The currency is meant to break the shackles of “the capitalist financial system of enslavement, underpinned by a piece of paper called the Federal Reserve dollar note,” the group said in the video. It didn’t explain where the coins were being minted, nor how they’ll be distributed or replace currencies circulating in the territory the group occupies in parts of Iraq and Syria.So, for weirdo collectors of currency, how do you obtain ISIS gold coins? That's a little trickier. After all, ISIS is classed not as a "state" but as a "terrorist organization" by the United States and others. As such, there are no legitimate "exchange rates" to speak of.

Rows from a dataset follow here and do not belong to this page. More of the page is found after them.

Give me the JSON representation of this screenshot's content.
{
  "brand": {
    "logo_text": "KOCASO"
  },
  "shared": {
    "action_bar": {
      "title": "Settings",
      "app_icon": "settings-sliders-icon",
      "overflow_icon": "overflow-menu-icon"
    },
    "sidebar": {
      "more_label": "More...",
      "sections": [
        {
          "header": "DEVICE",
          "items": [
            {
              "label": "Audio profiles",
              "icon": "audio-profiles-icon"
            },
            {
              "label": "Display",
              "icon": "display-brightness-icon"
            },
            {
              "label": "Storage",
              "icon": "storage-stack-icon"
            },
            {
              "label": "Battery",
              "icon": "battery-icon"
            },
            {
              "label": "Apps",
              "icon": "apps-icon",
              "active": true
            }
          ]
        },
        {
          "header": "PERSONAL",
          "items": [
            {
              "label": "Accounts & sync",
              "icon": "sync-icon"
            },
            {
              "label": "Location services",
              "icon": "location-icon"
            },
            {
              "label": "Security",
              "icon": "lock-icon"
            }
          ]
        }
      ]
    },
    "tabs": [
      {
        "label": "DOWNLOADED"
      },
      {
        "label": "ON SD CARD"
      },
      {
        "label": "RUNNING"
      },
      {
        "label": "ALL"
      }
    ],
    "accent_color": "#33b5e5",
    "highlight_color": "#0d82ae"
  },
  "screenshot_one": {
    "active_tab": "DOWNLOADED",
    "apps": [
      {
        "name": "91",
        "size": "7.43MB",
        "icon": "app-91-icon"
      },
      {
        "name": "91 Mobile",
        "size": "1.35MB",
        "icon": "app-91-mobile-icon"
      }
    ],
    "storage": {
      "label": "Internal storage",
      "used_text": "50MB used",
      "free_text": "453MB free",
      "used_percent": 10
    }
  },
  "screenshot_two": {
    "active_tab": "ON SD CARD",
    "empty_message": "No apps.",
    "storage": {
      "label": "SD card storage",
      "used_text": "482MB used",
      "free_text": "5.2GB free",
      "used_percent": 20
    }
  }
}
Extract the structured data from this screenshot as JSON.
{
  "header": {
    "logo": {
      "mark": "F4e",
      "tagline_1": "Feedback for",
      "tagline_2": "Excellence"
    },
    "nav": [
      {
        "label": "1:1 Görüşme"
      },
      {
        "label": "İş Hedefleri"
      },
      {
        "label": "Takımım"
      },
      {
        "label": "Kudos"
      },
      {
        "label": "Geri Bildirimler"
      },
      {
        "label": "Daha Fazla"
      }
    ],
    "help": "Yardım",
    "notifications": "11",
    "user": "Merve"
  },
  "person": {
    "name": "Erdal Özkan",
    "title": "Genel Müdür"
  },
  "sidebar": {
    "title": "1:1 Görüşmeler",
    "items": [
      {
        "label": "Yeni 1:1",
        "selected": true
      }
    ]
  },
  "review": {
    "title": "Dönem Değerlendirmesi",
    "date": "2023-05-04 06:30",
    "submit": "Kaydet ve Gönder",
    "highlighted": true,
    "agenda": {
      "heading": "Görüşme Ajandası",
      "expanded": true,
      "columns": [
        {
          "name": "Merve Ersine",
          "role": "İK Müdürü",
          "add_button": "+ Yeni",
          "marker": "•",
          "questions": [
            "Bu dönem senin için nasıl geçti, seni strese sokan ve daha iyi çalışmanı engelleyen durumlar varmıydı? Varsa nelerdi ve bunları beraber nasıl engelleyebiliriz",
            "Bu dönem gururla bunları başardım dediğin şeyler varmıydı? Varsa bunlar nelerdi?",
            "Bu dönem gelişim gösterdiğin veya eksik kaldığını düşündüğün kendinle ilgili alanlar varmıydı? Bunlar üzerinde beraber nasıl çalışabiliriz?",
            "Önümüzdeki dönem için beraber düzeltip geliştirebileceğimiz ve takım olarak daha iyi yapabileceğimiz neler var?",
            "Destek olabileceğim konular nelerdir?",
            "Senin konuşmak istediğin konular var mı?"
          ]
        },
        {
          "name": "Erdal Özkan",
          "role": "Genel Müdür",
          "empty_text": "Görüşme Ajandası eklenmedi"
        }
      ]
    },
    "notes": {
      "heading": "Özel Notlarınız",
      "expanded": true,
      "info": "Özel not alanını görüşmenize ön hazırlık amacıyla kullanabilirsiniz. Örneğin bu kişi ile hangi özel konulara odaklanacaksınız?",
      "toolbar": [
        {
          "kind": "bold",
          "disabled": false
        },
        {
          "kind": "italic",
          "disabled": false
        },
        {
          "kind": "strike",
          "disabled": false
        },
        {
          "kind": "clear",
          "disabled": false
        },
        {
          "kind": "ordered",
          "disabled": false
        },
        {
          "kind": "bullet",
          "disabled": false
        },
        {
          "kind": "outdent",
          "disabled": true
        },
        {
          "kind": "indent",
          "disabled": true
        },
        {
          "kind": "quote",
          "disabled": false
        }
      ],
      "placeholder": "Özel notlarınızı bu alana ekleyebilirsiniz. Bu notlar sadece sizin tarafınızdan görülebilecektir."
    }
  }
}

Islamic State first announced its intention to issue its own money in November, five months after it seized the northern Iraqi city of Mosul and its leader Abu Bakr al-Baghdadi announced a caliphate. The move was seen by analysts as part of the group’s efforts to build the institutions of a functioning state.
The jihadists have amassed a war chest of millions of dollars, partly through collecting taxes, and by seizing oil refineries. Bank and jewelry store robberies, extortion, smuggling and kidnapping for ransom are other important sources of revenue for the group, which metes out brutal punishment to anyone who opposes its rule, including beheadings and crucifixions.
Minting the coins is relatively easy, Jameel said, as goldsmiths in Mosul imported machines from Italy in recent years, each one able to produce about 5,000 coins a day. The metals probably come from banks the group seized, ransoms, the homes of Christians and other minorities who fled, he said...Ho-hum, add these folks to the very long list of dollar/America-haters. One thing you can be sure of is that ISIS won't be issuing passports, though. Still, there's a lot of (gruesome) novelty value with ISIS currency already...if you can find it.
Each coin bears an inscription that reads, “The Islamic State, a caliphate based on the doctrine of prophecy.” The 1-dinar coin also shows seven stalks of wheat, which the group said is meant to represent “the blessing of spending in the path of Allah.” The five-dinar coin bears the image of a map of the world.
Oil, the group said in the video, will now only be sold for gold.